Travis Jewett says he could have spent the rest of his career as the associate head baseball coach at Vanderbilt and not had a single regret.
Still, he jumped at the opportunity to go to Tulane and try to turn the Green Wave into the next Vanderbilt.
“That’s 100 percent correct,” he said Thursday afternoon at his introductory news conference as Tulane’s new baseball coach. “Now I’m not trying to compare their way or whatever, but we can be like them. There are not a lot of places I would leave Vanderbilt for. This certainly was one of them.”
Those were bold words from a man who has won everywhere he has been in a long career as an assistant coach. Vanderbilt, a private school like Tulane, won its first national championship in 2014 and has been to the College World Series in three of the past six years under Tim Corbin.
Jewett, a native of Tacoma, Washington, spent his last four years in Nashville after successful stints at Gonzaga, Washington, Washington State and Arizona State. His track record, which included successful head coaching stints at Tacoma and Edward Community College in Washington, helped convince athletic director Troy Dannen to pick Jewett over a field that included a pair of men with Tulane ties.
Neither LSU assistant Andy Cannizaro nor Southeastern Louisiana coach Matt Riser, two of the five candidates Dannen said he interviewed, matched that extensive record of success. After hiring football and basketball coaches with similar backgrounds in what has been a whirlwind first year on the job, he decided to stick to the same path.
“We’ve been trying to establish a culture of winning here,” Dannen said. “If you go back and look, the one thing that links all the candidates I’ve hired is they’ve all been in the game 15 to 20 years and they’ve won every place they’ve been and they’re winners in every way.

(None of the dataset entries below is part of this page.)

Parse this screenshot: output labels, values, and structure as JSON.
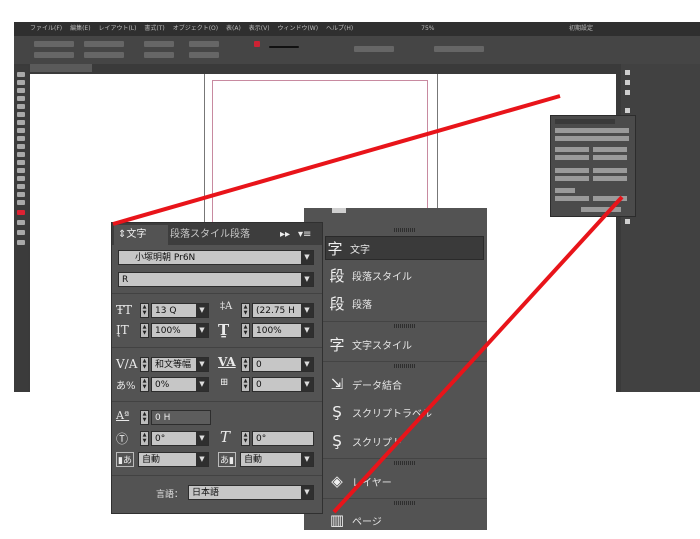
{
  "app": {
    "menu": [
      "ファイル(F)",
      "編集(E)",
      "レイアウト(L)",
      "書式(T)",
      "オブジェクト(O)",
      "表(A)",
      "表示(V)",
      "ウィンドウ(W)",
      "ヘルプ(H)"
    ],
    "zoom": "75%",
    "workspace": "初期設定"
  },
  "list_panel": {
    "items": [
      {
        "label": "文字",
        "icon": "character-icon",
        "selected": true
      },
      {
        "label": "段落スタイル",
        "icon": "paragraph-style-icon"
      },
      {
        "label": "段落",
        "icon": "paragraph-icon"
      },
      {
        "label": "文字スタイル",
        "icon": "character-style-icon"
      },
      {
        "label": "データ結合",
        "icon": "data-merge-icon"
      },
      {
        "label": "スクリプトラベル",
        "icon": "script-label-icon"
      },
      {
        "label": "スクリプト",
        "icon": "script-icon"
      },
      {
        "label": "レイヤー",
        "icon": "layers-icon"
      },
      {
        "label": "ページ",
        "icon": "pages-icon"
      }
    ]
  },
  "char_panel": {
    "tabs": [
      "文字",
      "段落スタイル",
      "段落"
    ],
    "font_family": "小塚明朝 Pr6N",
    "font_style": "R",
    "font_size": "13 Q",
    "leading": "(22.75 H",
    "vertical_scale": "100%",
    "horizontal_scale": "100%",
    "kerning": "和文等幅",
    "tracking": "0",
    "tsume": "0%",
    "mojikumi": "0",
    "baseline_shift": "0 H",
    "rotation": "0°",
    "skew": "0°",
    "aki_before": "自動",
    "aki_after": "自動",
    "language_label": "言語：",
    "language": "日本語"
  },
  "colors": {
    "callout_red": "#e8141a",
    "panel_bg": "#535353",
    "app_bg": "#3a3a3a"
  }
}
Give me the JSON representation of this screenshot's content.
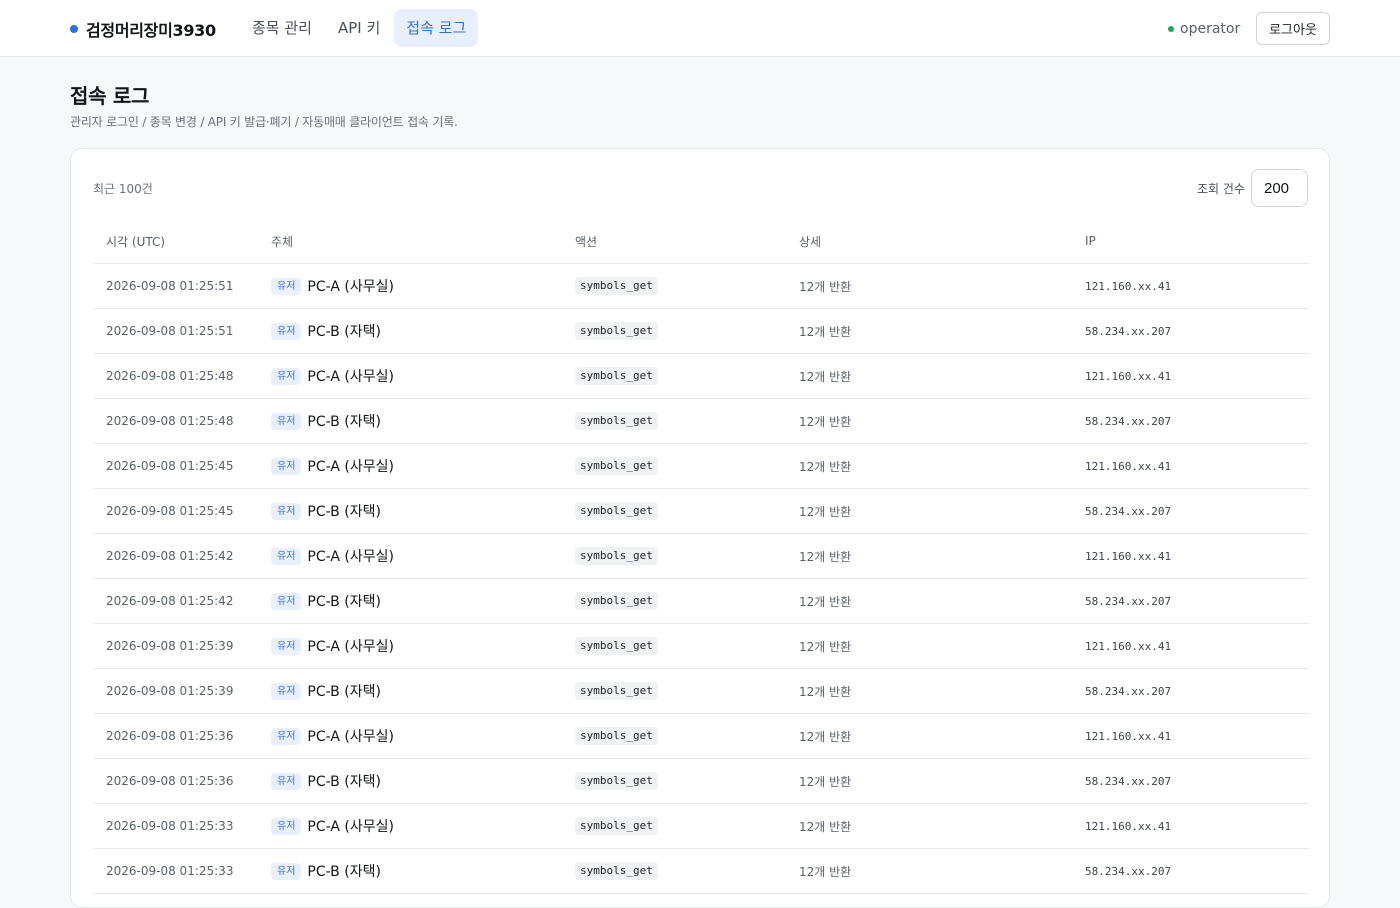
{
  "header": {
    "brand": "검정머리장미3930",
    "tabs": [
      {
        "label": "종목 관리",
        "active": false
      },
      {
        "label": "API 키",
        "active": false
      },
      {
        "label": "접속 로그",
        "active": true
      }
    ],
    "user": "operator",
    "logout_label": "로그아웃"
  },
  "page": {
    "title": "접속 로그",
    "subtitle": "관리자 로그인 / 종목 변경 / API 키 발급·폐기 / 자동매매 클라이언트 접속 기록."
  },
  "log_card": {
    "recent_label": "최근 100건",
    "limit_label": "조회 건수",
    "limit_value": "200",
    "columns": [
      "시각 (UTC)",
      "주체",
      "액션",
      "상세",
      "IP"
    ],
    "rows": [
      {
        "time": "2026-09-08 01:25:51",
        "badge": "유저",
        "subject": "PC-A (사무실)",
        "action": "symbols_get",
        "detail": "12개 반환",
        "ip": "121.160.xx.41"
      },
      {
        "time": "2026-09-08 01:25:51",
        "badge": "유저",
        "subject": "PC-B (자택)",
        "action": "symbols_get",
        "detail": "12개 반환",
        "ip": "58.234.xx.207"
      },
      {
        "time": "2026-09-08 01:25:48",
        "badge": "유저",
        "subject": "PC-A (사무실)",
        "action": "symbols_get",
        "detail": "12개 반환",
        "ip": "121.160.xx.41"
      },
      {
        "time": "2026-09-08 01:25:48",
        "badge": "유저",
        "subject": "PC-B (자택)",
        "action": "symbols_get",
        "detail": "12개 반환",
        "ip": "58.234.xx.207"
      },
      {
        "time": "2026-09-08 01:25:45",
        "badge": "유저",
        "subject": "PC-A (사무실)",
        "action": "symbols_get",
        "detail": "12개 반환",
        "ip": "121.160.xx.41"
      },
      {
        "time": "2026-09-08 01:25:45",
        "badge": "유저",
        "subject": "PC-B (자택)",
        "action": "symbols_get",
        "detail": "12개 반환",
        "ip": "58.234.xx.207"
      },
      {
        "time": "2026-09-08 01:25:42",
        "badge": "유저",
        "subject": "PC-A (사무실)",
        "action": "symbols_get",
        "detail": "12개 반환",
        "ip": "121.160.xx.41"
      },
      {
        "time": "2026-09-08 01:25:42",
        "badge": "유저",
        "subject": "PC-B (자택)",
        "action": "symbols_get",
        "detail": "12개 반환",
        "ip": "58.234.xx.207"
      },
      {
        "time": "2026-09-08 01:25:39",
        "badge": "유저",
        "subject": "PC-A (사무실)",
        "action": "symbols_get",
        "detail": "12개 반환",
        "ip": "121.160.xx.41"
      },
      {
        "time": "2026-09-08 01:25:39",
        "badge": "유저",
        "subject": "PC-B (자택)",
        "action": "symbols_get",
        "detail": "12개 반환",
        "ip": "58.234.xx.207"
      },
      {
        "time": "2026-09-08 01:25:36",
        "badge": "유저",
        "subject": "PC-A (사무실)",
        "action": "symbols_get",
        "detail": "12개 반환",
        "ip": "121.160.xx.41"
      },
      {
        "time": "2026-09-08 01:25:36",
        "badge": "유저",
        "subject": "PC-B (자택)",
        "action": "symbols_get",
        "detail": "12개 반환",
        "ip": "58.234.xx.207"
      },
      {
        "time": "2026-09-08 01:25:33",
        "badge": "유저",
        "subject": "PC-A (사무실)",
        "action": "symbols_get",
        "detail": "12개 반환",
        "ip": "121.160.xx.41"
      },
      {
        "time": "2026-09-08 01:25:33",
        "badge": "유저",
        "subject": "PC-B (자택)",
        "action": "symbols_get",
        "detail": "12개 반환",
        "ip": "58.234.xx.207"
      }
    ]
  },
  "colors": {
    "accent": "#2f6fe4",
    "accent_bg": "#e9f0fd",
    "status_online": "#1fa65a"
  }
}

I purposely try to find people who only have that in their DNA.”
Tulane is not Vanderbilt in terms of the size of the endowment that helps the Commodores supplement the 11.7 scholarships the NCAA gives to baseball teams, but Dannen said he liked what he heard from Jewett, 46, when he asked him how he would manage those scholarships.
Instead of demanding more help from the university, Jewett told him the pieces were in place to contend at the highest level immediately.
After reaching the College World Series in 2001 and 2005 during a run of nine consecutive regional appearances under former coach Rick Jones, Tulane endured a six-year postseason drought until David Pierce guided it to regionals in both years of a short stay that ended when he left for Texas at the end of June.
The Wave is coming off 41-21 year in which it won the American Athletic Conference regular season title and earned a No. 2 seed in the Oxford, Mississippi regional, eliminating No. 1 seed Ole Miss before falling to Boston College.
“If you look right now, (2016 NCAA champion) Coastal Carolina is more resource-starved than we are,” Dannen said. “We beat (runner-up) Arizona. We belong in that group of schools. There’s a lot of luck and a lot of things that have to happen, but if we have the right people in place, and I think we do in this coaching staff, everything’s there. We have to put ourselves in position to catch the breaks to get there (Omaha).”
Jewett’s introduction was delayed until Thursday because his oldest son, Tanner, underwent orientation as a student at Tennessee-Chattanooga on Tuesday and Wednesday. Dannen wanted the entire family to attend, so he postponed his own vacation to accommodate them.
Jewett teared up briefly as he addressed the audience at the Glazer Family Club inside Yulman Stadium, saying his wife had urged him not to cry.
“Well you know what, Jimmy Valvano told me it’s OK because every day if you just get moved to emotions of some kind, that means things are important to you,” he said. “If I drink this water here a little bit, it’s just to drink a few tears of happiness.”
One fact became evident quickly. The fourth coach Tulane’s seniors will have played for in four years--counting interim Jake Gautreau in 2014—is very different from the introspective Pierce.
Near the end of his 14-minute acceptance speech, Jewett joked that he had been told to talk for about three minutes and had responded, “huh, sure thing,” knowing he had much more to say.
“I look forward to getting after it next year,” senior pitcher Corey Merrill said. “A couple of our guys know guys who played for him at Vanderbilt, and they said he was a great personality and just a great all-around guy. He will tell you exactly like it is, and he’s as honest as they get. Especially for a head coach, honesty is everything.”
While Pierce was a pitching coach, Jewett specializes in hitting. But while Pierce wanted the fences to be brought in at Turchin Stadium, Jewett said no changes were necessary and the facility already had everything it needed for him to win.
Labeled an ace recruiter at his previous stops, he already was making his first pitch. He insisted the high cost of tuition at Tulane and the limited amount of scholarships available for baseball would not hinder him in any way as he wooed prospects with the value of a top-notch education.
“I want to sell that to people,” he said. “I understand the academic criteria and I understand the financial-aid component. To get an educated kid in a family that wants an education, you’re already ahead of the game. That part of it will help us on the field, I promise you. We’ve got education to sell. We’ve got beautiful facilities to sell. We’ve got weather. We’ve got a destination city.
“What don’t we have?”